Randolph College has been ranked 19th in the nation for most accessible professors and 17th for Best Health Services by the Princeton Review as part of the 2018 edition of its flagship college guide, The Best 382 Colleges.
This is not the first ranking that recognizes Randolph and its faculty. Just recently, the College was ranked in the top 50 among small colleges for best faculty by College Values Online.
Only about 15 percent of America’s 2,500 four-year colleges and two colleges outside the country are profiled in Princeton Review’s book, which is one of its most popular guides. Published annually since 1992, it includes detailed profiles of the colleges with rating scores for all schools in eight categories, plus ranking lists of top 20 schools in the book in 62 categories based on The Princeton Review’s surveys of students attending the colleges.
“We chose Randolph College for this book because it offers outstanding academics,” said Robert Franek, Princeton Review’s Editor-in-Chief and author of The Best 382 Colleges. “Our selections are primarily based on our surveys of administrators at several hundred four-year colleges. We also visit dozens of colleges each year and give considerable weight to opinions of our staff and our 24-member National College Counselor Advisory Board.
“Most importantly, we look at valuable feedback we get from each school’s customers—our surveys of students attending them,” Franek added. “We also keep a wide representation of colleges in the book by region, size, selectivity and character.”
Franek visited Randolph personally in April, when the College hosted the 2017 Heick Symposium on College Admissions.
In The Best 382 Colleges, The Princeton Review praises Randolph for its academic programs and individual student attention, and includes quotes extensively from students surveyed for the book.
“My professors are amazing!” one student said. “Learning is interesting and fun here, and professors are eager to answer questions and provide resources to supplement lectures and experiments. Often professors list their home phone numbers on syllabi to allow students to contact them outside of office hours. Every professor replies to email quickly, and professors are all very easy to communicate with in the classroom and one-on-one.”

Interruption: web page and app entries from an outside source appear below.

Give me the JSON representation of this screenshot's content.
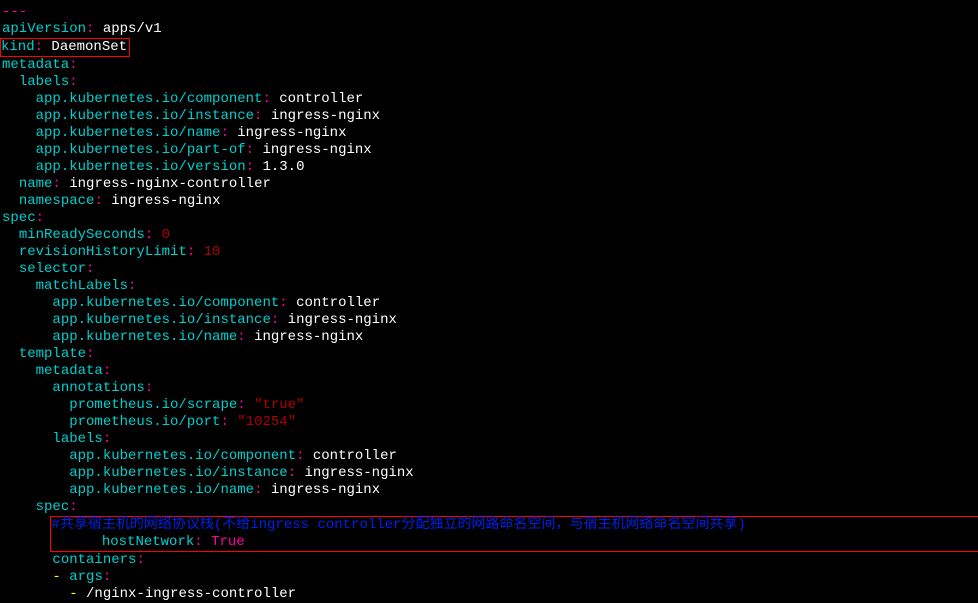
{
  "l0": "---",
  "k": {
    "apiVersion": "apiVersion",
    "kind": "kind",
    "metadata": "metadata",
    "labels": "labels",
    "component": "app.kubernetes.io/component",
    "instance": "app.kubernetes.io/instance",
    "ioname": "app.kubernetes.io/name",
    "partof": "app.kubernetes.io/part-of",
    "version": "app.kubernetes.io/version",
    "name": "name",
    "namespace": "namespace",
    "spec": "spec",
    "minReadySeconds": "minReadySeconds",
    "revisionHistoryLimit": "revisionHistoryLimit",
    "selector": "selector",
    "matchLabels": "matchLabels",
    "template": "template",
    "annotations": "annotations",
    "scrape": "prometheus.io/scrape",
    "port": "prometheus.io/port",
    "hostNetwork": "hostNetwork",
    "containers": "containers",
    "args": "args"
  },
  "v": {
    "apiVersion": "apps/v1",
    "kind": "DaemonSet",
    "controller": "controller",
    "ingressNginx": "ingress-nginx",
    "v130": "1.3.0",
    "nameCtl": "ingress-nginx-controller",
    "zero": "0",
    "ten": "10",
    "trueQ": "\"true\"",
    "portQ": "\"10254\"",
    "comment": "#共享宿主机的网络协议栈(不给ingress controller分配独立的网路命名空间，与宿主机网络命名空间共享)",
    "True": "True",
    "nginxCtrl": "/nginx-ingress-controller"
  },
  "colon": ":",
  "dash": "-",
  "sp": " "
}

Randolph is also credited for its vibrant campus life and highly active student organizations. Specifically mentioned are the College’s athletics events, campus-wide games like Humans vs. Zombies, the Even-Odd class rivalry, Skeller Sings, and off-campus outdoor activities like hiking, biking, and swimming.
In addition, Randolph’s diverse student body is recognized. “Being such a small campus, it is hard not [to] develop lots of friends from several different social groups,” one student said.
The Princeton Review does not rank the colleges from 1 to 382 in any category. Instead it uses students’ ratings of their schools to compile 62 ranking lists of top 20 colleges in the book in various categories.
The lists in this edition are entirely based on The Princeton Review’s survey of 137,000 students (about 358 per campus on average) attending the colleges. The 80-question survey asks students to rate their schools on several topics and report on their campus experiences at them. Topics range from their assessments of their professors as teachers to opinions about their school’s career services.
The Princeton Review explains the basis for each ranking list at http://www.princetonreview.com/college-rankings/ranking-methodology.